→ Task statement: Using the listing below, work out how many lines carry the word "JSON", and state nothing but that number.

→ Provided information:
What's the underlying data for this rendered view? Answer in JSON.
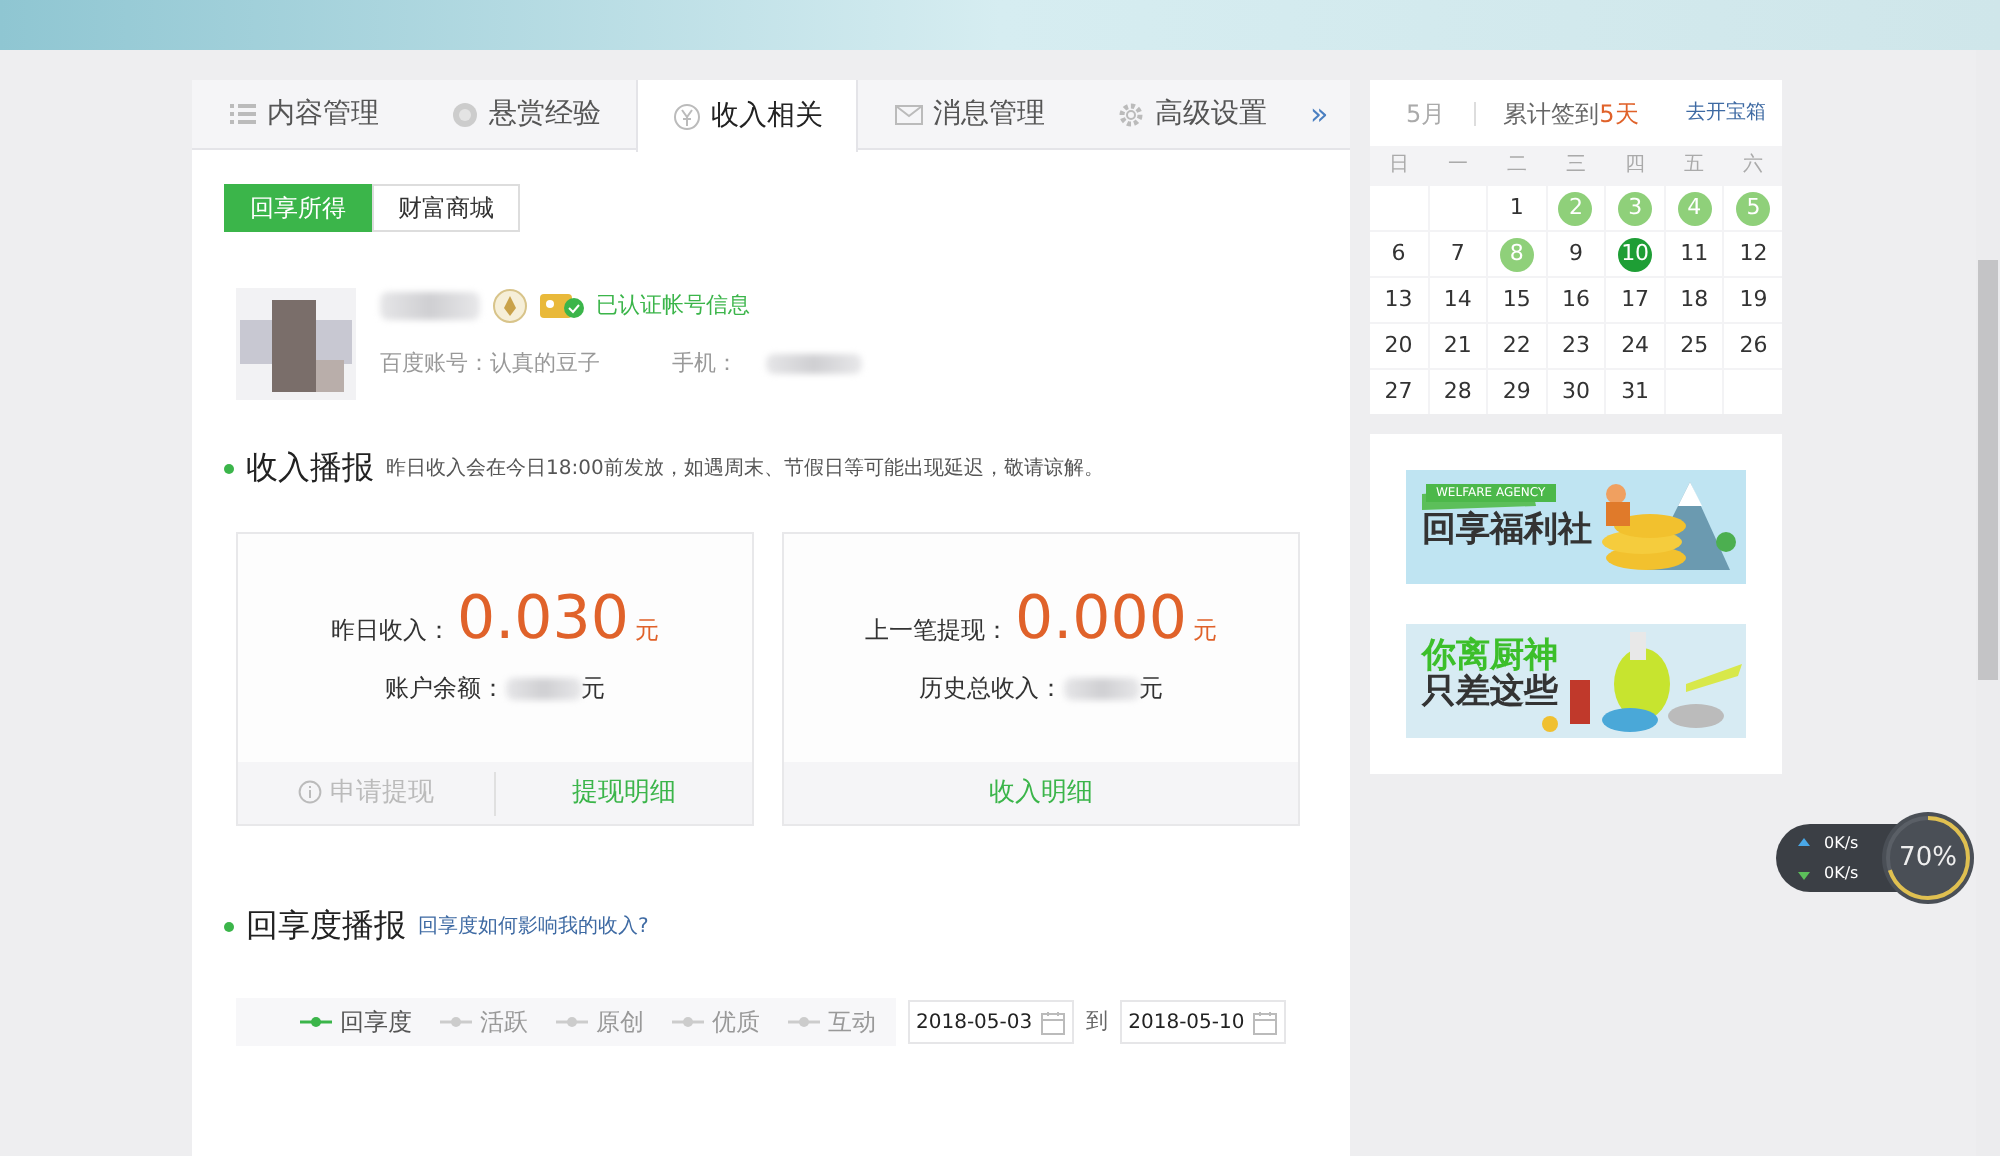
{
  "tabs": [
    {
      "label": "内容管理",
      "selected": false
    },
    {
      "label": "悬赏经验",
      "selected": false
    },
    {
      "label": "收入相关",
      "selected": true
    },
    {
      "label": "消息管理",
      "selected": false
    },
    {
      "label": "高级设置",
      "selected": false
    }
  ],
  "tabs_more": "»",
  "subtabs": [
    {
      "label": "回享所得",
      "selected": true
    },
    {
      "label": "财富商城",
      "selected": false
    }
  ],
  "profile": {
    "verified_text": "已认证帐号信息",
    "account_label": "百度账号：",
    "account_name": "认真的豆子",
    "phone_label": "手机："
  },
  "income_section": {
    "title": "收入播报",
    "note": "昨日收入会在今日18:00前发放，如遇周末、节假日等可能出现延迟，敬请谅解。"
  },
  "income_cards": [
    {
      "label": "昨日收入：",
      "amount": "0.030",
      "unit": "元",
      "sub_label": "账户余额：",
      "sub_unit": "元",
      "actions": [
        {
          "label": "申请提现",
          "disabled": true
        },
        {
          "label": "提现明细",
          "disabled": false
        }
      ]
    },
    {
      "label": "上一笔提现：",
      "amount": "0.000",
      "unit": "元",
      "sub_label": "历史总收入：",
      "sub_unit": "元",
      "actions": [
        {
          "label": "收入明细",
          "disabled": false
        }
      ]
    }
  ],
  "share_section": {
    "title": "回享度播报",
    "link": "回享度如何影响我的收入?"
  },
  "metrics": [
    {
      "label": "回享度",
      "selected": true
    },
    {
      "label": "活跃",
      "selected": false
    },
    {
      "label": "原创",
      "selected": false
    },
    {
      "label": "优质",
      "selected": false
    },
    {
      "label": "互动",
      "selected": false
    }
  ],
  "date_range": {
    "from": "2018-05-03",
    "separator": "到",
    "to": "2018-05-10"
  },
  "calendar": {
    "month": "5月",
    "signin_label": "累计签到",
    "signin_days": "5天",
    "chest_link": "去开宝箱",
    "weekdays": [
      "日",
      "一",
      "二",
      "三",
      "四",
      "五",
      "六"
    ],
    "weeks": [
      [
        {
          "day": "1",
          "signed": false,
          "today": false
        },
        {
          "day": "2",
          "signed": true,
          "today": false
        },
        {
          "day": "3",
          "signed": true,
          "today": false
        },
        {
          "day": "4",
          "signed": true,
          "today": false
        },
        {
          "day": "5",
          "signed": true,
          "today": false
        }
      ],
      [
        {
          "day": "6",
          "signed": false,
          "today": false
        },
        {
          "day": "7",
          "signed": false,
          "today": false
        },
        {
          "day": "8",
          "signed": true,
          "today": false
        },
        {
          "day": "9",
          "signed": false,
          "today": false
        },
        {
          "day": "10",
          "signed": true,
          "today": true
        },
        {
          "day": "11",
          "signed": false,
          "today": false
        },
        {
          "day": "12",
          "signed": false,
          "today": false
        }
      ],
      [
        {
          "day": "13",
          "signed": false,
          "today": false
        },
        {
          "day": "14",
          "signed": false,
          "today": false
        },
        {
          "day": "15",
          "signed": false,
          "today": false
        },
        {
          "day": "16",
          "signed": false,
          "today": false
        },
        {
          "day": "17",
          "signed": false,
          "today": false
        },
        {
          "day": "18",
          "signed": false,
          "today": false
        },
        {
          "day": "19",
          "signed": false,
          "today": false
        }
      ],
      [
        {
          "day": "20",
          "signed": false,
          "today": false
        },
        {
          "day": "21",
          "signed": false,
          "today": false
        },
        {
          "day": "22",
          "signed": false,
          "today": false
        },
        {
          "day": "23",
          "signed": false,
          "today": false
        },
        {
          "day": "24",
          "signed": false,
          "today": false
        },
        {
          "day": "25",
          "signed": false,
          "today": false
        },
        {
          "day": "26",
          "signed": false,
          "today": false
        }
      ],
      [
        {
          "day": "27",
          "signed": false,
          "today": false
        },
        {
          "day": "28",
          "signed": false,
          "today": false
        },
        {
          "day": "29",
          "signed": false,
          "today": false
        },
        {
          "day": "30",
          "signed": false,
          "today": false
        },
        {
          "day": "31",
          "signed": false,
          "today": false
        }
      ]
    ]
  },
  "banners": [
    {
      "kind": "welfare",
      "lines": [
        "回享福利社"
      ],
      "tag": "WELFARE AGENCY"
    },
    {
      "kind": "kitchen",
      "lines": [
        "你离厨神",
        "只差这些"
      ]
    }
  ],
  "net_meter": {
    "upload": "0K/s",
    "download": "0K/s",
    "percent": "70%"
  }
}
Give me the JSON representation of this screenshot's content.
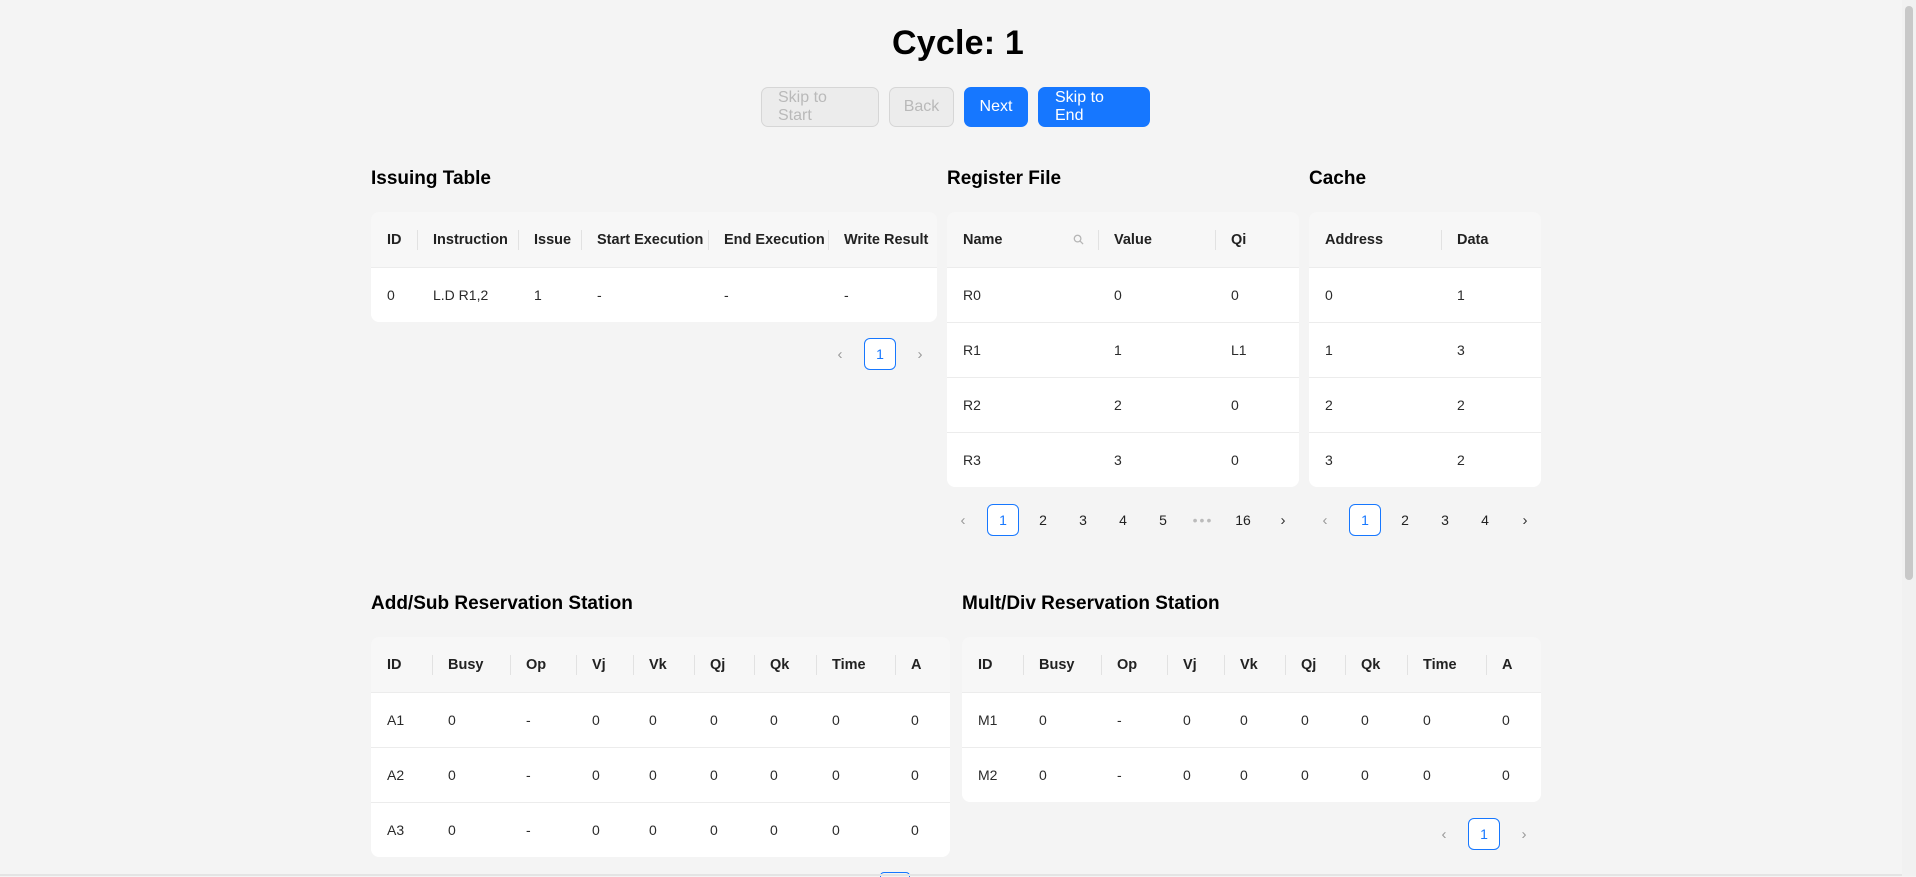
{
  "title": "Cycle: 1",
  "buttons": {
    "skip_start": "Skip to Start",
    "back": "Back",
    "next": "Next",
    "skip_end": "Skip to End"
  },
  "issuing": {
    "title": "Issuing Table",
    "headers": [
      "ID",
      "Instruction",
      "Issue",
      "Start Execution",
      "End Execution",
      "Write Result"
    ],
    "rows": [
      [
        "0",
        "L.D R1,2",
        "1",
        "-",
        "-",
        "-"
      ]
    ],
    "pagination": {
      "pages": [
        "1"
      ],
      "current": "1"
    }
  },
  "register": {
    "title": "Register File",
    "headers": [
      "Name",
      "Value",
      "Qi"
    ],
    "rows": [
      [
        "R0",
        "0",
        "0"
      ],
      [
        "R1",
        "1",
        "L1"
      ],
      [
        "R2",
        "2",
        "0"
      ],
      [
        "R3",
        "3",
        "0"
      ]
    ],
    "pagination": {
      "pages": [
        "1",
        "2",
        "3",
        "4",
        "5",
        "•••",
        "16"
      ],
      "current": "1"
    }
  },
  "cache": {
    "title": "Cache",
    "headers": [
      "Address",
      "Data"
    ],
    "rows": [
      [
        "0",
        "1"
      ],
      [
        "1",
        "3"
      ],
      [
        "2",
        "2"
      ],
      [
        "3",
        "2"
      ]
    ],
    "pagination": {
      "pages": [
        "1",
        "2",
        "3",
        "4"
      ],
      "current": "1"
    }
  },
  "addsub": {
    "title": "Add/Sub Reservation Station",
    "headers": [
      "ID",
      "Busy",
      "Op",
      "Vj",
      "Vk",
      "Qj",
      "Qk",
      "Time",
      "A"
    ],
    "rows": [
      [
        "A1",
        "0",
        "-",
        "0",
        "0",
        "0",
        "0",
        "0",
        "0"
      ],
      [
        "A2",
        "0",
        "-",
        "0",
        "0",
        "0",
        "0",
        "0",
        "0"
      ],
      [
        "A3",
        "0",
        "-",
        "0",
        "0",
        "0",
        "0",
        "0",
        "0"
      ]
    ]
  },
  "multdiv": {
    "title": "Mult/Div Reservation Station",
    "headers": [
      "ID",
      "Busy",
      "Op",
      "Vj",
      "Vk",
      "Qj",
      "Qk",
      "Time",
      "A"
    ],
    "rows": [
      [
        "M1",
        "0",
        "-",
        "0",
        "0",
        "0",
        "0",
        "0",
        "0"
      ],
      [
        "M2",
        "0",
        "-",
        "0",
        "0",
        "0",
        "0",
        "0",
        "0"
      ]
    ],
    "pagination": {
      "pages": [
        "1"
      ],
      "current": "1"
    }
  },
  "icons": {
    "prev": "chevron-left-icon",
    "next": "chevron-right-icon",
    "search": "search-icon"
  },
  "colors": {
    "primary": "#1677ff",
    "background": "#f4f4f4"
  }
}
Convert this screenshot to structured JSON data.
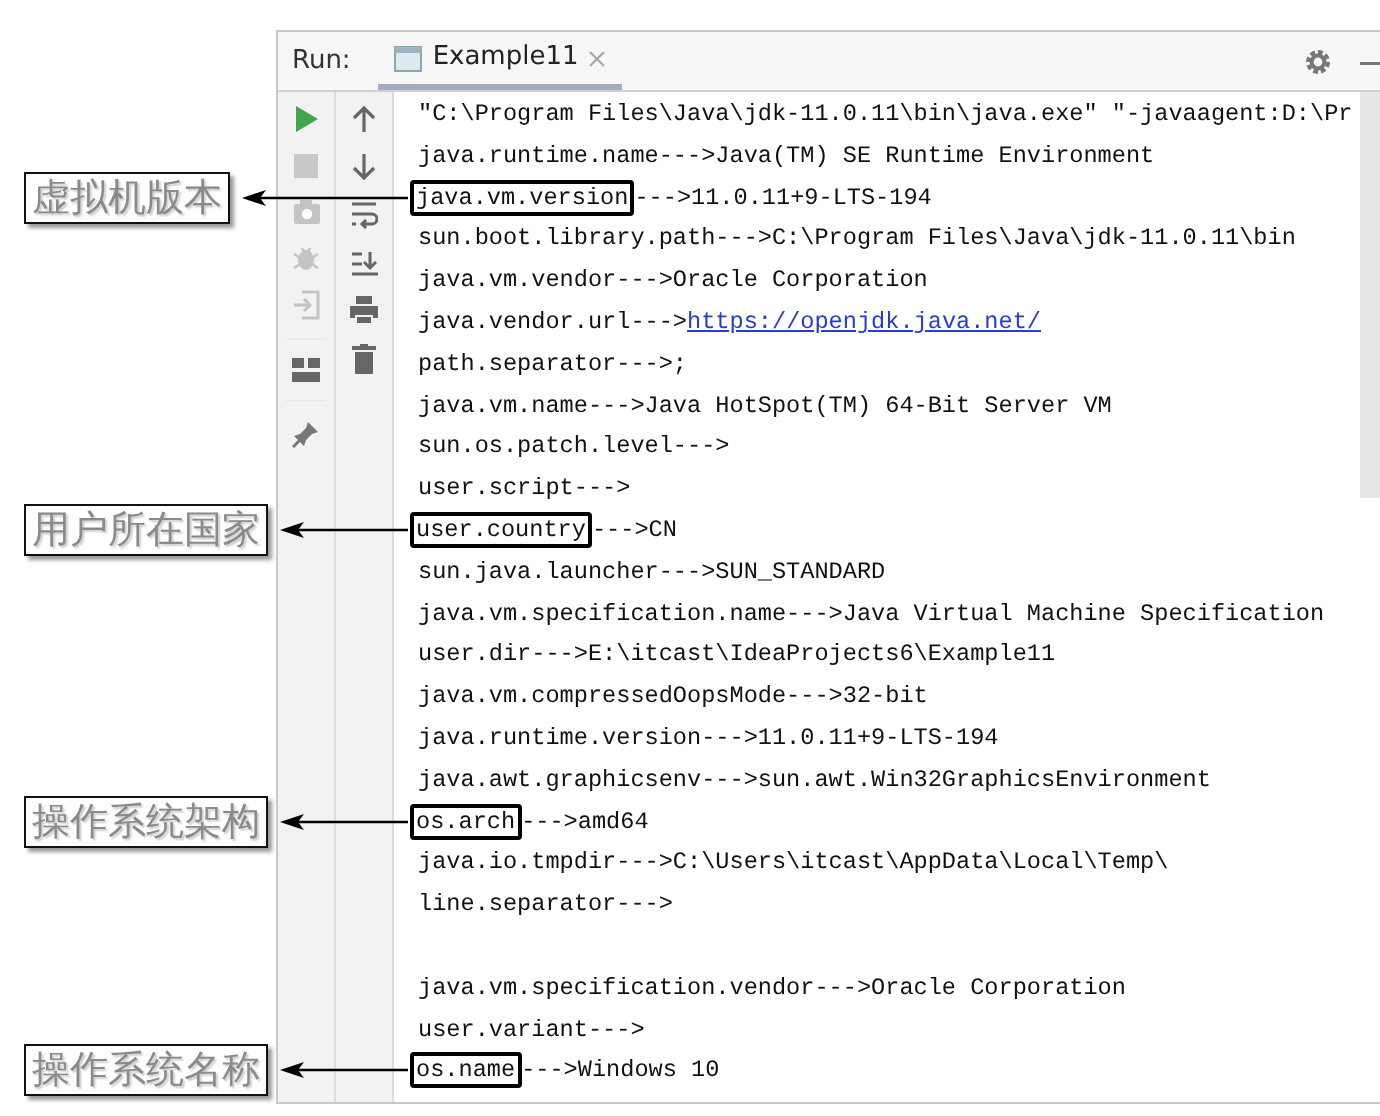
{
  "run_panel": {
    "label": "Run:",
    "tabs": [
      {
        "title": "Example11",
        "selected": true
      }
    ]
  },
  "console": {
    "lines": [
      {
        "kind": "plain",
        "text": "\"C:\\Program Files\\Java\\jdk-11.0.11\\bin\\java.exe\" \"-javaagent:D:\\Pr"
      },
      {
        "kind": "plain",
        "text": "java.runtime.name--->Java(TM) SE Runtime Environment"
      },
      {
        "kind": "boxed",
        "key": "java.vm.version",
        "text": "--->11.0.11+9-LTS-194",
        "callout": "虚拟机版本"
      },
      {
        "kind": "plain",
        "text": "sun.boot.library.path--->C:\\Program Files\\Java\\jdk-11.0.11\\bin"
      },
      {
        "kind": "plain",
        "text": "java.vm.vendor--->Oracle Corporation"
      },
      {
        "kind": "link",
        "text": "java.vendor.url--->",
        "link": "https://openjdk.java.net/"
      },
      {
        "kind": "plain",
        "text": "path.separator--->;"
      },
      {
        "kind": "plain",
        "text": "java.vm.name--->Java HotSpot(TM) 64-Bit Server VM"
      },
      {
        "kind": "plain",
        "text": "sun.os.patch.level--->"
      },
      {
        "kind": "plain",
        "text": "user.script--->"
      },
      {
        "kind": "boxed",
        "key": "user.country",
        "text": "--->CN",
        "callout": "用户所在国家"
      },
      {
        "kind": "plain",
        "text": "sun.java.launcher--->SUN_STANDARD"
      },
      {
        "kind": "plain",
        "text": "java.vm.specification.name--->Java Virtual Machine Specification"
      },
      {
        "kind": "plain",
        "text": "user.dir--->E:\\itcast\\IdeaProjects6\\Example11"
      },
      {
        "kind": "plain",
        "text": "java.vm.compressedOopsMode--->32-bit"
      },
      {
        "kind": "plain",
        "text": "java.runtime.version--->11.0.11+9-LTS-194"
      },
      {
        "kind": "plain",
        "text": "java.awt.graphicsenv--->sun.awt.Win32GraphicsEnvironment"
      },
      {
        "kind": "boxed",
        "key": "os.arch",
        "text": "--->amd64",
        "callout": "操作系统架构"
      },
      {
        "kind": "plain",
        "text": "java.io.tmpdir--->C:\\Users\\itcast\\AppData\\Local\\Temp\\"
      },
      {
        "kind": "plain",
        "text": "line.separator--->"
      },
      {
        "kind": "blank"
      },
      {
        "kind": "plain",
        "text": "java.vm.specification.vendor--->Oracle Corporation"
      },
      {
        "kind": "plain",
        "text": "user.variant--->"
      },
      {
        "kind": "boxed",
        "key": "os.name",
        "text": "--->Windows 10",
        "callout": "操作系统名称"
      }
    ]
  }
}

→ The completed task: 3